Holden also says young journalists should be looking for employment at digital media outlets, including the myriad startups.
Over at News Corp, successful applicants to the company’s graduate program (its equivalent of Fairfax’s traineeships) had an average age of 23 this year. It’s the first year News Corp has moved to a national graduate program, designed to allow each masthead to be flexible in how it manages its graduates while still ensuring all meet a common standard, which includes three formal development programs a year, work rotations through the other mastheads, and a formal mentoring system. The company took 14 graduates this year, the majority of whom had completed related degrees.
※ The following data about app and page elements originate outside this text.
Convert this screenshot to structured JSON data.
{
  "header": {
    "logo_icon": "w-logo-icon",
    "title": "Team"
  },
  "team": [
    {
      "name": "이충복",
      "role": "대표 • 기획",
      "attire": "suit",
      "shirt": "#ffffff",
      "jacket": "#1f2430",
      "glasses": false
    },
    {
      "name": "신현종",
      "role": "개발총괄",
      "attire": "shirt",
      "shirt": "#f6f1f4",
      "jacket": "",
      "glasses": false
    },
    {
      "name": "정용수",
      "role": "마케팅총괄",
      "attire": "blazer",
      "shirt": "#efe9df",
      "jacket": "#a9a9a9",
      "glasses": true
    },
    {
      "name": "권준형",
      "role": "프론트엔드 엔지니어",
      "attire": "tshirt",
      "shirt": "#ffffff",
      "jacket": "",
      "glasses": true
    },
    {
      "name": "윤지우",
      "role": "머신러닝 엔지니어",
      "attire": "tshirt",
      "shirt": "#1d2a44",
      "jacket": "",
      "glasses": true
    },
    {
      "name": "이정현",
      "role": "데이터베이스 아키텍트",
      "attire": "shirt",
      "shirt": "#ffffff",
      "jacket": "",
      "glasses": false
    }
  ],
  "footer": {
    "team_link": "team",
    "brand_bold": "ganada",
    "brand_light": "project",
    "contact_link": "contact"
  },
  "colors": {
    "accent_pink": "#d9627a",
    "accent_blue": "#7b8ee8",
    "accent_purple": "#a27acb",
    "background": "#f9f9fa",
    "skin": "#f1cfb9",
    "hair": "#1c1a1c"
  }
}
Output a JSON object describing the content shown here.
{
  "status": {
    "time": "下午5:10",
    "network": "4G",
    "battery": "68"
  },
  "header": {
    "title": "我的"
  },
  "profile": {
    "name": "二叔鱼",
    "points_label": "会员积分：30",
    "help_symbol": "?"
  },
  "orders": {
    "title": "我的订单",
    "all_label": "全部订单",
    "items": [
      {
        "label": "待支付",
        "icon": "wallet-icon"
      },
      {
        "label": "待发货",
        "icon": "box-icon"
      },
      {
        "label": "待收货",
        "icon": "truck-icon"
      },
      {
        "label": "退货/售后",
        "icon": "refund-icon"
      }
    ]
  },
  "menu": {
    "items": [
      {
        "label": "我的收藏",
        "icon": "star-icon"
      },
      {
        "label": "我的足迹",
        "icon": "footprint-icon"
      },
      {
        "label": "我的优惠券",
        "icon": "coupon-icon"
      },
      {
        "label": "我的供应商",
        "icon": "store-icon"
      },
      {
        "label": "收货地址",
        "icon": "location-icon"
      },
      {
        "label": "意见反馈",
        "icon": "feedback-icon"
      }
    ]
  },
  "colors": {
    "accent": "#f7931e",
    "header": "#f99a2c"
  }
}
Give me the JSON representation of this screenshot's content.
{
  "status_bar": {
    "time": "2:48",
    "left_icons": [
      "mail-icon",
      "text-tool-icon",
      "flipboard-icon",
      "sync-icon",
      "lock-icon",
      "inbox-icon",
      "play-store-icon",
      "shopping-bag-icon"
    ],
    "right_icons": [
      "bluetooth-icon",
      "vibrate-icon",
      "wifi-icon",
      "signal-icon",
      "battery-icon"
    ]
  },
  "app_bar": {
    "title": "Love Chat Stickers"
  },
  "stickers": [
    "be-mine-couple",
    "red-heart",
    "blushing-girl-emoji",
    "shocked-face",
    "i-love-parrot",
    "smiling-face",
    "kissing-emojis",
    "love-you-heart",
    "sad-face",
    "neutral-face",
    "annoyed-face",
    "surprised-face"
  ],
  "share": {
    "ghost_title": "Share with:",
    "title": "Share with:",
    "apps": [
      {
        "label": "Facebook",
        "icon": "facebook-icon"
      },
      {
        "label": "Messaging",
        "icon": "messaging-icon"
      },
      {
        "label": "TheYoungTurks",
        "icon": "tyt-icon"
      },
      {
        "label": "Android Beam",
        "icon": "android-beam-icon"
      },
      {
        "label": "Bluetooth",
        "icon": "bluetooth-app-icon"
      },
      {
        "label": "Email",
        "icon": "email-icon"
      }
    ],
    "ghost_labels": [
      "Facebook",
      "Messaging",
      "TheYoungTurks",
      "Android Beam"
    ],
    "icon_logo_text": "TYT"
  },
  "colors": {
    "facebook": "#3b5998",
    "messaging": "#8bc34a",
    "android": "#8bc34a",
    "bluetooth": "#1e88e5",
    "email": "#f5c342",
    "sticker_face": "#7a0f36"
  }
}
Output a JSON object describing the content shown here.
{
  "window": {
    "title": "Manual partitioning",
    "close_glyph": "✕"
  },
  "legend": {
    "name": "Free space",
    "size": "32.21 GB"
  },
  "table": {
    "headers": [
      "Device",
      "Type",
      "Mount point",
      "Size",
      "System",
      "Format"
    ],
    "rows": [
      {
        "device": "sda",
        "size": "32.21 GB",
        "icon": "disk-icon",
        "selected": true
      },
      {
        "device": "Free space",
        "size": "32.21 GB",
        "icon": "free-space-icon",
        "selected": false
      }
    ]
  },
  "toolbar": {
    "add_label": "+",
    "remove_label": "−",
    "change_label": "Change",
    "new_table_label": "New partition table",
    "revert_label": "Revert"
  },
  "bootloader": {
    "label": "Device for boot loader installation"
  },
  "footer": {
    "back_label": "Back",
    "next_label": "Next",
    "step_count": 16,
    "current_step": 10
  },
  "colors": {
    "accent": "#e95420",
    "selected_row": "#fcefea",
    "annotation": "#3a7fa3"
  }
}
As for the ABC, last year the national broadcaster entirely revamped the process for its cadetship program (its equivalent) in order to recruit more diverse candidates. But Steven Alward, the ABC’s editor of policy, training and staff development, told Crikey his network intends to go back to the usual process for the 2015 intake. In previous years, it’s involved a written application, a notoriously fiendish news quiz, interviews and voice and screen testing. This year’s cadets range in age from 21 to 23; Alward says most are in their early 20s, and this hadn’t significantly changed in recent years.
Like all the major publishers, the ABC likes to see cadets who’ve done some journalism before. “This can include internships and paid or unpaid work,” Alward said. All the graduates in 2014 had some experience in the media.
Asked what the ABC likes to see in its cadets, Alward reeled off a passion for telling stories, an engagement with the world, broad interests, a commitment to truth, accuracy and fairness, and the ability to write and present well. “Resilience is important, and so are a little humility and a sense of humour,” he said. They’ll need to stand out, because competition is stiff: the handful of positions attract “hundreds” of applications every year.
Correction: A previous version of this article said cadets have been paid $51,000 in the past. The correct figure is closer to $60,000, according to the award – Crikey’s calculations were off. We’ve also added some details about the process we were alerted to after our deadline.